microRNA and Small interfering RNA (siRNA)
microRNA: microRNA is a short RNA molecule found in eukaryotic cells. A microRNA molecule has very few nucleotides (an average of 22) compared with other RNAs. microRNAs are well conserved in eukaryotic organisms and are thought to be a vital and evolutionarily ancient component of genetic regulation.
microRNAs are post-transcriptional regulators that bind to complementary sequences on target messenger RNA transcripts (mRNAs), usually resulting in translational repression or target degradation and gene silencing. The human genome may encode over 1000 microRNAs, which may target about 60% of mammalian genes and are abundant in many human cell types.
microRNAs show very different characteristics between plants and metazoans. In plants the microRNA complementarity to its mRNA target is nearly perfect, with no or few mismatched bases. In metazoans, on the other hand, microRNA complementarity typically encompasses the 5' bases 2-7 of the microRNA, the microRNA seed region, and thus one microRNA can target many different sites on the same mRNA or on many different mRNAs. In metazoans, the microRNA target sites are in the three prime untranslated regions (3'UTR) of the mRNA. This is how microRNA may target several mRNAs. In plants, targets can be located in the 3' UTR but are more often in the coding region itself.

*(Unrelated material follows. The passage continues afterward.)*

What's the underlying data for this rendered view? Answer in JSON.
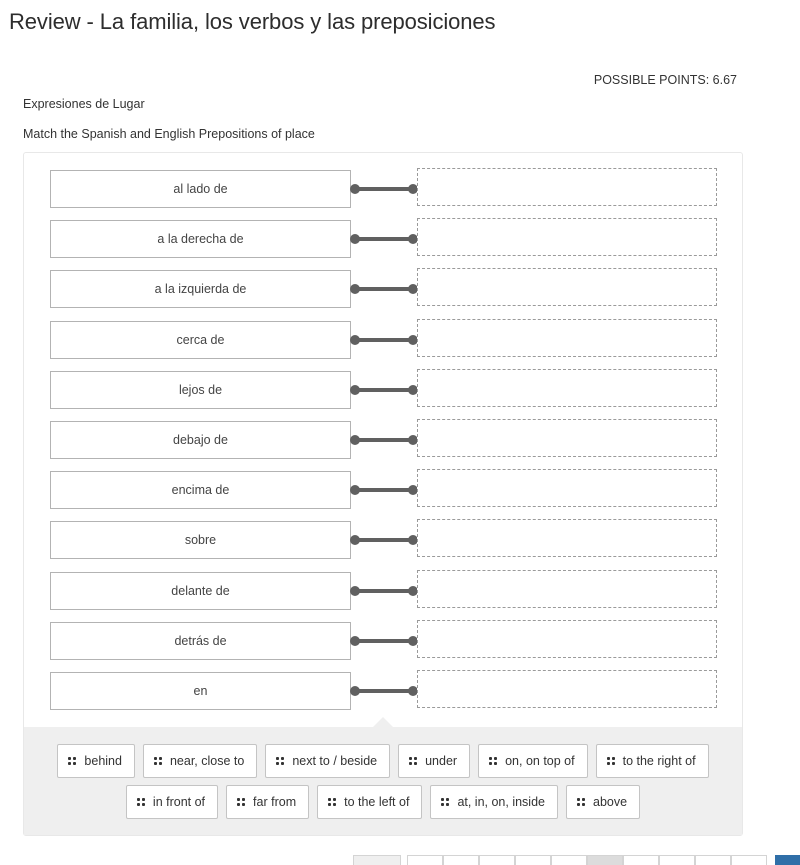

microRNA has been found to have multiple roles in negative regulation (transcript degradation and sequestering, translational suppression) and possible involvement in positive regulation (transcriptional and translational activation). By affecting gene regulation, microRNAs are likely to be involved in most biological processes. Different sets of expressed microRNAs are found in different cell types and tissues. Aberrant expression of microRNAs has been implicated in numerous disease states, and microRNA-based therapies are under investigation.
Small interfering RNA (siRNA), also known as short interfering RNA or silencing RNA, is a class of double-stranded RNA molecules, 20-25 nucleotides in length, that play a variety of roles in biology. The most notable role of siRNA is its involvement in the RNA interference (RNAi) pathway, where it interferes with the expression of a specific gene. In addition, siRNA also acts in RNAi-related pathways, e.g., as an antiviral mechanism or in shaping the chromatin structure of a genome; the complexity of these pathways is only now being elucidated.
siRNAs were first described as part of post-transcriptional gene silencing (PTGS) in plants in 1999. Subsequently, synthetic siRNAs were shown to be able to induce RNAi in mammalian cells. This discovery led to a surge in interest in harnessing RNAi for biomedical research and drug development. siRNAs have a well-defined structure: a short (usually 21-nt) double-strand RNA (dsRNA) with 2-nt 3' overhangs on either end. siRNAs can also be exogenously (artificially) introduced into cells by various transfection methods to bring about the specific knockdown of a gene of interest. In essence, any gene whose sequence is known can, thus, be targeted based on sequence complementarity with an appropriately tailored siRNA. This has made siRNAs an important tool for gene function and drug target validation studies in the post-genomic era.